By Dr Diego Giolitti, ContiniArtUK
Robert Indiana’s works LOVE and HOPE are undoubtedly the artist’s most recognised and sought after pieces, having taken on an iconic status. The exaggerated use of scale seen in the oversized lettering and the bold colouring may be characteristic of the Pop Art era during which these artworks came to light, yet it would be reductive to suggest that it is simply the eye-catching quality of Indiana’s sculptures that has allowed them to transcend their own time into ours today. The timelessness of the sculptures can only be attributed to Indiana’s encapsulation of the basic human desire to feel and experience the joys of love and hope, an understanding that speaks universally to spectators across the world.
In his work with sculpture, Indiana merges the practice of the artist and the poet. A reader is accustomed to understanding words within context, as part of sentences. Indiana however rejects this model, rather choosing to depict the isolated word as a visual art in itself. Thus LOVE and HOPE are simultaneously simple and complex. Simple in their design, each sculptured word is presented as a complete whole, encased in an invisible square formation. Yet the words love and hope are also being deconstructed before our very eyes. Similar to the lines of a poem, each letter stands stacked upon another. Whilst this hard-edged, solid style may create a sense of uniformity, the tilted O disturbs this. It seems almost as if the O has been suspended in it’s position before it rolls away.
The tilted O is often thought to represent the fragility of love, the way in which love can be lost in a moment and it’s bittersweet intangibility.

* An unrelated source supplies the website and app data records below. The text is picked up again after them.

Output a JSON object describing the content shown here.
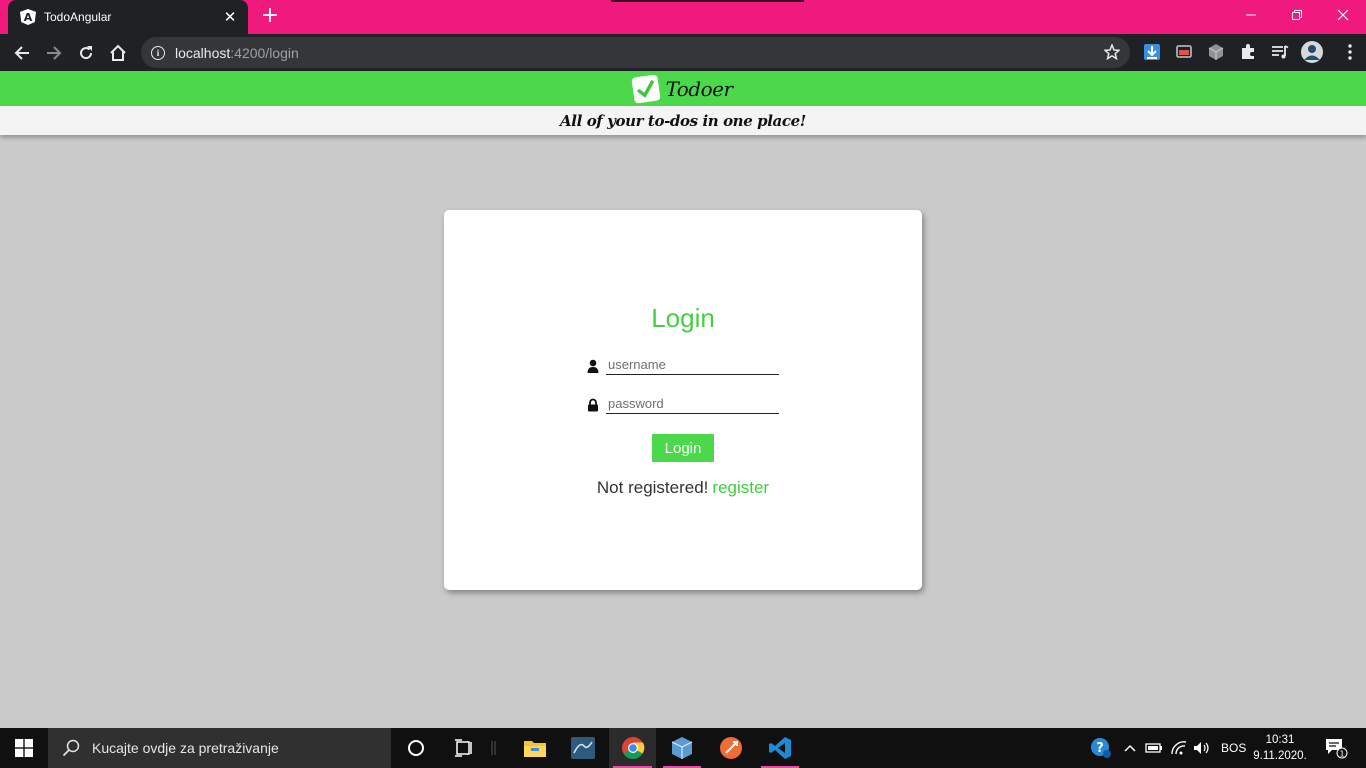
{
  "browser": {
    "tab": {
      "title": "TodoAngular",
      "favicon_letter": "A",
      "close": "✕"
    },
    "new_tab": "+",
    "window_controls": {
      "minimize": "—",
      "restore": "❐",
      "close": "✕"
    },
    "url": {
      "host": "localhost",
      "path": ":4200/login"
    },
    "icons": [
      "back-icon",
      "forward-icon",
      "reload-icon",
      "home-icon",
      "info-icon",
      "star-icon",
      "download-icon",
      "cast-icon",
      "extension-cube-icon",
      "puzzle-icon",
      "media-queue-icon",
      "profile-avatar"
    ]
  },
  "app": {
    "logo_text": "Todoer",
    "tagline": "All of your to-dos in one place!",
    "colors": {
      "accent": "#4cd84b",
      "page_bg": "#cacaca",
      "title_green": "#45cf44"
    }
  },
  "login": {
    "title": "Login",
    "username_placeholder": "username",
    "username_value": "",
    "password_placeholder": "password",
    "password_value": "",
    "button": "Login",
    "not_registered": "Not registered!",
    "register_link": "register"
  },
  "taskbar": {
    "search_placeholder": "Kucajte ovdje za pretraživanje",
    "apps": [
      "file-explorer",
      "mysql-workbench",
      "chrome",
      "virtualbox",
      "postman",
      "vscode"
    ],
    "language": "BOS",
    "time": "10:31",
    "date": "9.11.2020.",
    "notification_count": "1"
  }
}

Perhaps the sculptures reflect the prerequisite of love; that we must allow ourselves to be vulnerable in order to be loved, and so the O tilts to demonstrate the letting down of one’s guard. These sentiments are true and valid if we are to think of love and hope as abstract and individualised. Indiana himself originally began his LOVE image by redesigning a sign for a Christian Science church to “love is God” instead of “God is love”. However Indiana’s work is layered with meaning, and for many LOVE and HOPE have been social and political comments on the world we live in. The U.S Postal Service commissioned a stamp by the artist for Valentines’ Day in 1973, and in 2000 Indiana designed a poster entitled LOVE 2000 as part of a campaign to discourage gun violence alongside the Centre to Prevent Youth Violence. To support Barack Obama’s 2008 presidential campaign, Indiana created HOPE in the American colours red, blue and white, echoing the importance the LOVE image held for the American counter culture revolutionists of the 1960s who wanted to “make love, not war”. Indiana’s sculptures not only reflect a positive message, they have also been instrumental in promoting one.

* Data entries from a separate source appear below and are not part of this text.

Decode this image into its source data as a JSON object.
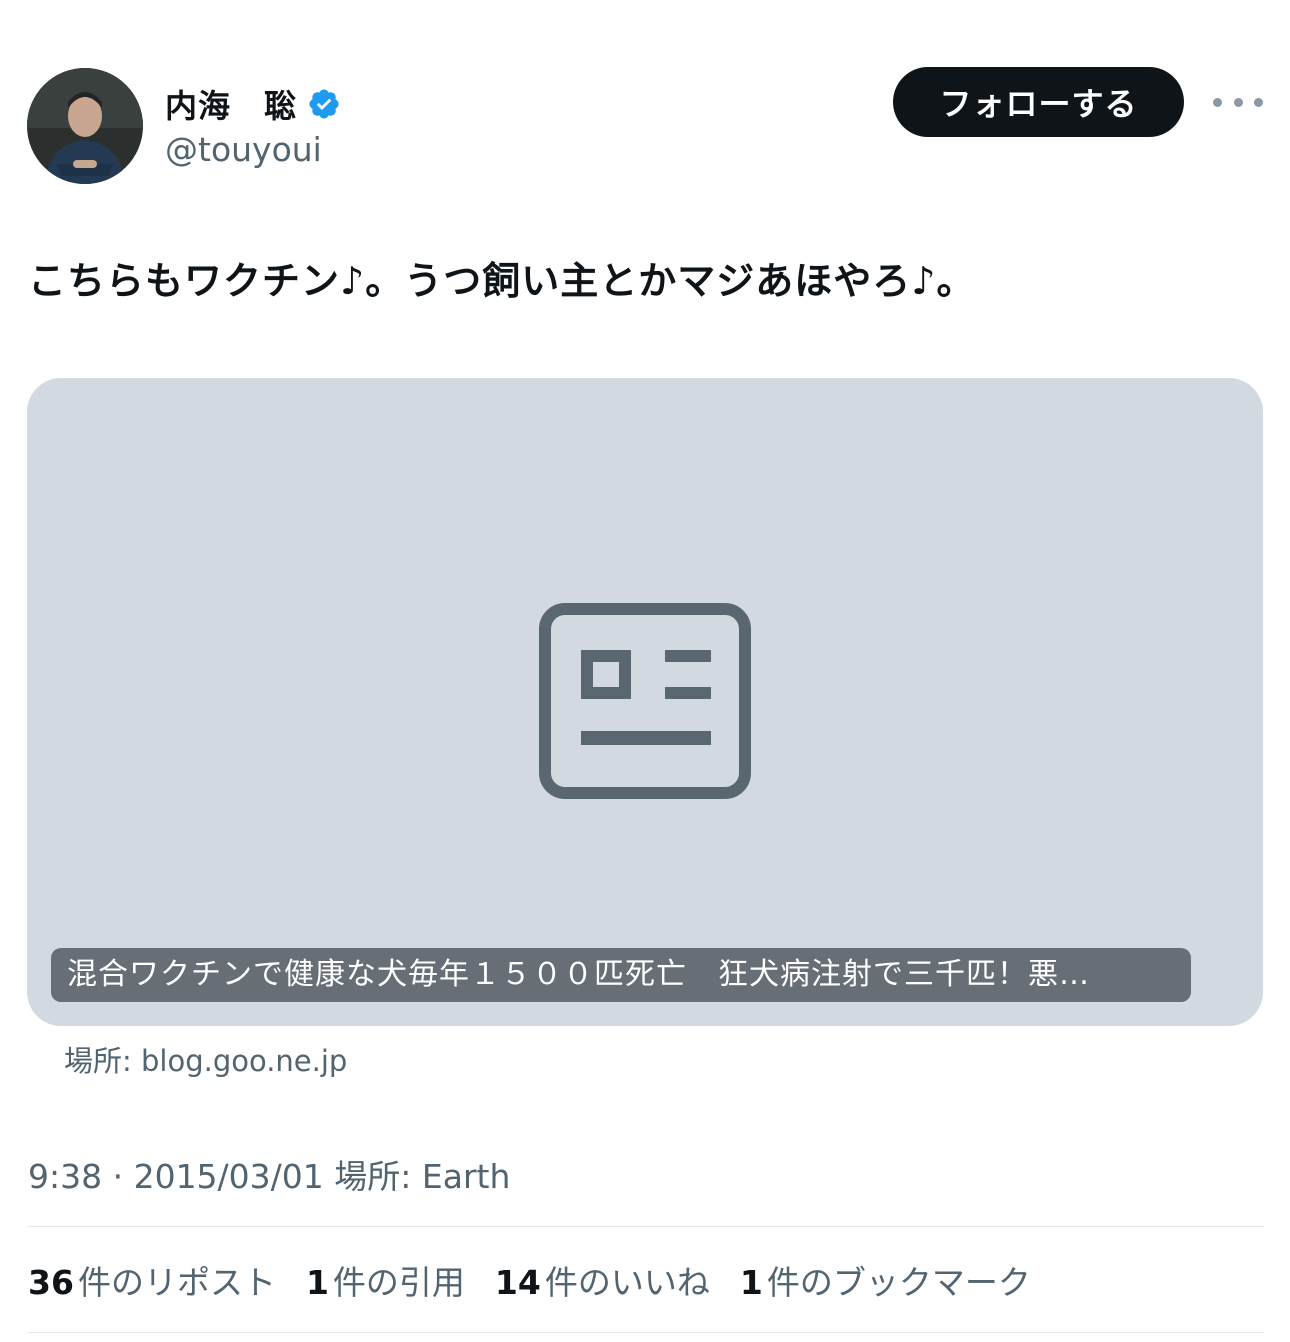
{
  "author": {
    "name": "内海　聡",
    "handle": "@touyoui",
    "verified": true,
    "avatar_icon": "profile-photo"
  },
  "actions": {
    "follow_label": "フォローする",
    "more_icon": "more-dots-icon"
  },
  "tweet": {
    "text": "こちらもワクチン♪。うつ飼い主とかマジあほやろ♪。"
  },
  "link_card": {
    "title": "混合ワクチンで健康な犬毎年１５００匹死亡　狂犬病注射で三千匹！悪…",
    "domain": "場所: blog.goo.ne.jp",
    "icon": "article-icon"
  },
  "meta": {
    "text": "9:38 · 2015/03/01  場所: Earth"
  },
  "stats": {
    "reposts": {
      "count": "36",
      "label": "件のリポスト"
    },
    "quotes": {
      "count": "1",
      "label": "件の引用"
    },
    "likes": {
      "count": "14",
      "label": "件のいいね"
    },
    "bookmarks": {
      "count": "1",
      "label": "件のブックマーク"
    }
  },
  "colors": {
    "text": "#0f1419",
    "secondary": "#536471",
    "verified": "#1d9bf0",
    "card_bg": "#d3d9e0",
    "card_title_bg": "#676e75"
  }
}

LOVE and HOPE are still poignant in our present world because they demonstrate the strength of human compassion in a world that is not yet idyllic. In 2015 the world is embroiled in a migrant crisis as thousands flee a war-torn country, and in the face of many volunteer projects, appeals for donations and petitions calling for a more compassionate governmental response have been launched. Such perseverance and generosity proves Indiana’s artistry correct. Love and hope are the basic fundamentals of the human condition; we all want to love, and be loved, to be hopeful and to have our hopes realised. The tilted O may look like it is about to roll away, and yet it has not. Rather the tightly compact quadrilateral sculpture sits fiercely and proudly together, unable to be torn apart by the adversity that surrounds it. Our human desire for hope and love is just the same, impossible to extinguish.

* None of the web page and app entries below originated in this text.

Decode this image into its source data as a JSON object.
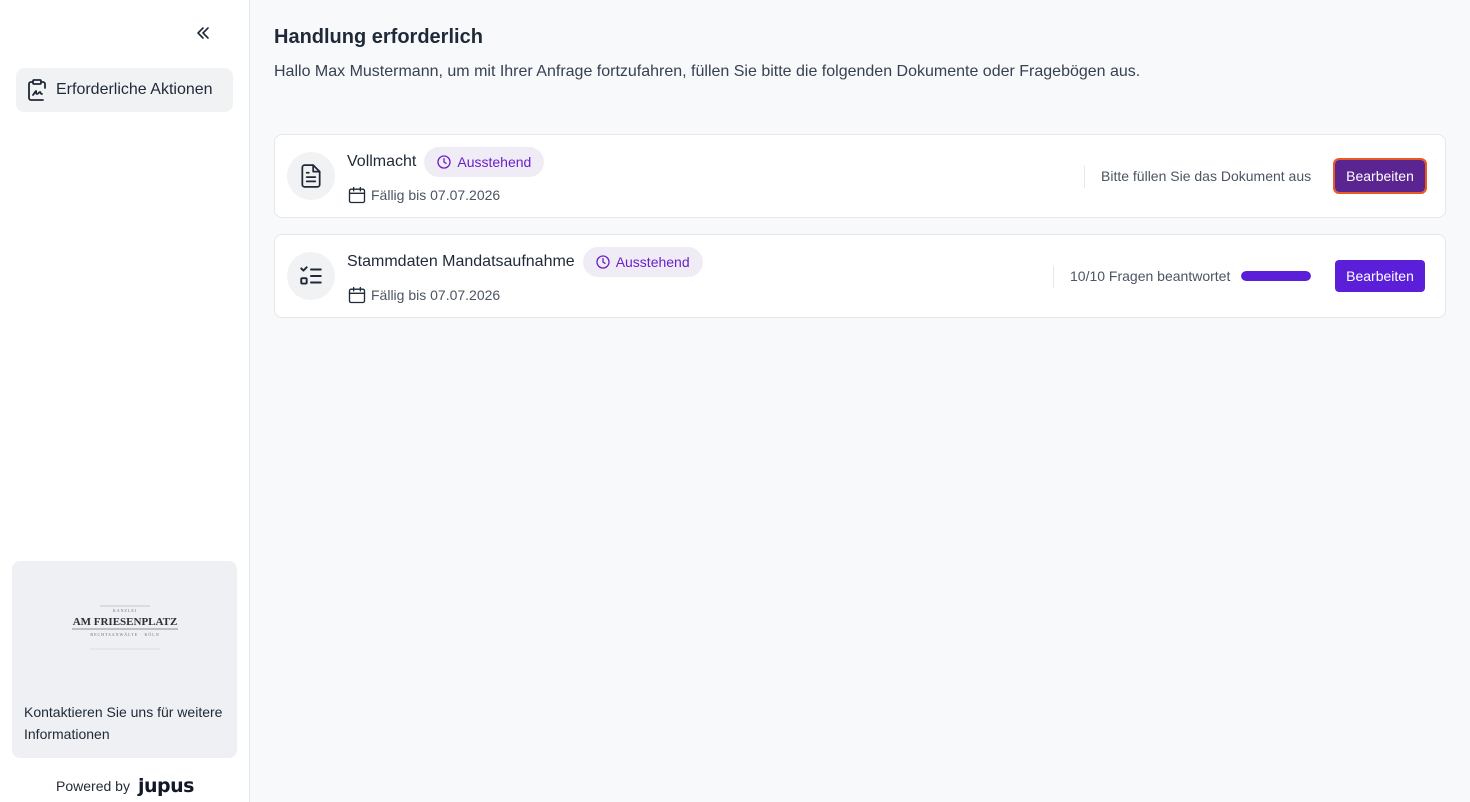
{
  "sidebar": {
    "collapse_icon": "double-chevron-left-icon",
    "nav_items": [
      {
        "label": "Erforderliche Aktionen",
        "icon": "clipboard-signature-icon",
        "active": true
      }
    ],
    "contact": {
      "logo_text": "AM FRIESENPLATZ",
      "text": "Kontaktieren Sie uns für weitere Informationen"
    },
    "powered_by": {
      "label": "Powered by",
      "brand": "jupus"
    }
  },
  "main": {
    "title": "Handlung erforderlich",
    "subtitle": "Hallo Max Mustermann, um mit Ihrer Anfrage fortzufahren, füllen Sie bitte die folgenden Dokumente oder Fragebögen aus.",
    "items": [
      {
        "title": "Vollmacht",
        "icon": "document-icon",
        "status": "Ausstehend",
        "due": "Fällig bis 07.07.2026",
        "info": "Bitte füllen Sie das Dokument aus",
        "button": "Bearbeiten"
      },
      {
        "title": "Stammdaten Mandatsaufnahme",
        "icon": "checklist-icon",
        "status": "Ausstehend",
        "due": "Fällig bis 07.07.2026",
        "info": "10/10 Fragen beantwortet",
        "progress": 1.0,
        "button": "Bearbeiten"
      }
    ]
  },
  "colors": {
    "accent": "#5b1fd9",
    "badge_bg": "#f0ecf6",
    "badge_text": "#6b21c8",
    "focus_ring": "#e85a1e"
  }
}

Opened in May 2014, ContiniArtUK is a five thousand square foot gallery space set over two floors in the heart of Mayfair, Central London. The gallery, on New Bond Street, exhibits both contemporary and modern art. Don’t Lose HOPE will be shown alongside a permanent collection of works from artists represented by ContiniArtUK. Artists include Mario Arlati, Mikhail Baryshnikov, Fernando Botero, Teresa Emanuele, Enzo Fiore, Ferrucio Gard, Morgana Ghini, Enrico Ghinato, Gianfranco Gorgoni, Omar Hassan, Igor Mitoraj, Julio Larraz, Gavin Rain, Paul Rousso, Taline Temizian, Sophia Vari, Paolo Vegas, Giuseppe Veneziano and Helidon Xhixha.